When Jesus commended the widow who gave her last two coins, the “church” was as corrupt as it ever was or will be. Yet God recognized the gift as given to *Him,* and He blessed her and millions of people since then.
When we return our tithe to the Lord, I believe we must do it in faith, letting go of any control of how it is used. If administrators misuse it, they must answer to God. When we don’t return to God what already belongs to Him, we must answer for it. The way I see it, since the tithe already belongs to God, it is not ours to manage.
Offerings are another matter. If you feel your local conference is out of line, you are free not to send them the usual percentage for the conference budget and send it elsewhere.
God, Sky & Land – by Brian Bull and Fritz Guy
The direct URL for Cindy Tutsch’s article is http://ssnet.org/blog/2011/09/does-it-matter-how-long-it-took-to-create/
Lydian: There is something else I would like for someone to tell meâ€”
Where in the world is the GRI in all of this? I have searched the internet and find virtually nothing there that would attract anybody to what it has to sayâ€“if it has anything to say.
There are a number of Adventist sites that deal with science supportive of the biblical world view, Sean Pitman’s among them.
It seems that the only Adventist university that has a site supportive of a biblical world view in science appears to be Southwestern Adventist University.
Their Earth History Research Center features research papers as well as material quite understandable to lay persons. I recommend clicking through their links to see what is there.
Perhaps this is where we should look (and perhaps send our dollars) instead of the GRI. You will see that Ariel Roth, former director of the GRI (when it was more supportive of a biblical world view) is part of the Earth History Research Center.
May God abundantly bless the efforts of all who are connected with this project.
PS Currently http://ssnet.org is featuring an article by Cindy Tutsch entitled, “Does It Matter How Long God Took to Create?”
Professor Kent: This is but only the faith of Sean Pitmanâ€™s straw man. This is not the faith of the Adventist who accepts Godâ€™s word at face value.
Sean is correct in his characterization, because that seems to be the kind of “faith” that has been championed here by a number of individuals who have faulted Sean for presenting evidence in favor of creation having happened just thousands of years ago.
If you accept the interpretation of evolutionists who believe (by faith) that life began on this planet some billions of years ago and then “by faith” believe that God created the world a few thousand years ago, you are essentially asserting “faith” in what you intellectually recognize as being a falsehood. That’s a good sight worse than a child’s “faith” in Santa Claus, because the child doesn’t “know from evidence” that Santa Claus doesn’t exist.

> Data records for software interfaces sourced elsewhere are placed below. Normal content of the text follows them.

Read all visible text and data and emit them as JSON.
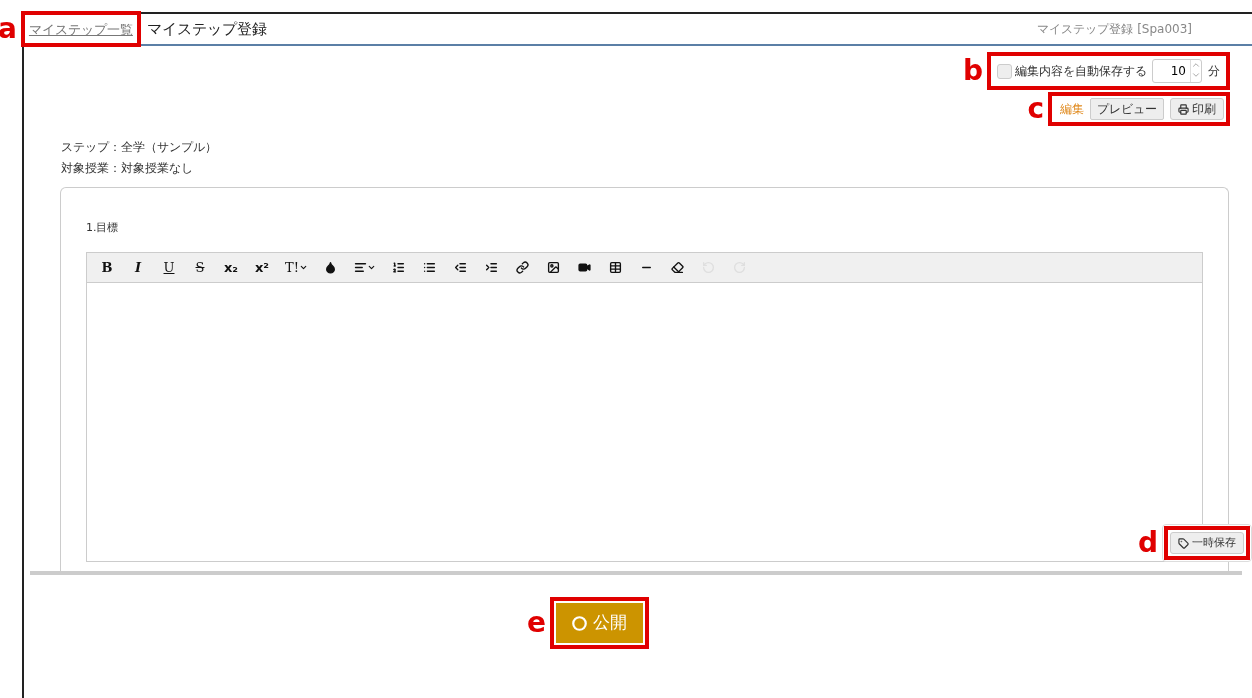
{
  "header": {
    "breadcrumb": [
      {
        "label": "マイステップ一覧",
        "link": true,
        "callout": "a"
      },
      {
        "label": "マイステップ登録",
        "link": false
      }
    ],
    "screen_id": "マイステップ登録 [Spa003]"
  },
  "autosave": {
    "label": "編集内容を自動保存する",
    "checked": false,
    "interval": "10",
    "unit": "分",
    "callout": "b"
  },
  "mode_tabs": [
    {
      "label": "編集",
      "selected": true
    },
    {
      "label": "プレビュー",
      "selected": false
    }
  ],
  "print_button": {
    "label": "印刷"
  },
  "mode_callout": "c",
  "info": [
    "ステップ：全学（サンプル）",
    "対象授業：対象授業なし"
  ],
  "section": {
    "title": "1.目標",
    "toolbar": [
      {
        "kind": "bold",
        "glyph": "B",
        "disabled": false
      },
      {
        "kind": "italic",
        "glyph": "I",
        "disabled": false
      },
      {
        "kind": "underline",
        "glyph": "U",
        "disabled": false
      },
      {
        "kind": "strike",
        "glyph": "S",
        "disabled": false
      },
      {
        "kind": "subscript",
        "glyph": "x₂",
        "disabled": false
      },
      {
        "kind": "superscript",
        "glyph": "x²",
        "disabled": false
      },
      {
        "kind": "fontsize",
        "glyph": "T!",
        "disabled": false
      },
      {
        "kind": "color",
        "disabled": false
      },
      {
        "kind": "align",
        "disabled": false
      },
      {
        "kind": "ordered-list",
        "disabled": false
      },
      {
        "kind": "bullet-list",
        "disabled": false
      },
      {
        "kind": "outdent",
        "disabled": false
      },
      {
        "kind": "indent",
        "disabled": false
      },
      {
        "kind": "link",
        "disabled": false
      },
      {
        "kind": "image",
        "disabled": false
      },
      {
        "kind": "video",
        "disabled": false
      },
      {
        "kind": "table",
        "disabled": false
      },
      {
        "kind": "rule",
        "disabled": false
      },
      {
        "kind": "eraser",
        "disabled": false
      },
      {
        "kind": "undo",
        "disabled": true
      },
      {
        "kind": "redo",
        "disabled": true
      }
    ]
  },
  "temp_save_button": {
    "label": "一時保存",
    "callout": "d"
  },
  "publish_button": {
    "label": "公開",
    "callout": "e"
  }
}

I do accept God’s Word at face value, and because I accept it at face value, I know that all the evidence, rightly interpreted, will support the historical account in God’s Word. It is an intellectually consistent stance, whereas asserting belief in both evolutionism and biblical creation contravenes all rules of logic and intellectual integrity.
If you really do believe that the Genesis account is a true account of history, why do you characterize Sean’s presentation of scientific evidence to support the Genesis account as being anti-faith??
La Sierra University Granted Window to Show its Faithfulness to Churchâ€™s Creation Belief
This is encouraging, IMO.
However, the survey of students probably presents a more favorable picture than is realistic, since a significant percentage of the students may not even know what the Adventist position on creation is — considering the kinds of homes they are coming from. But even if they all knew, a 50% rate of believing that SDA views were presented is pretty dismal. That’s a failing grade, after all ..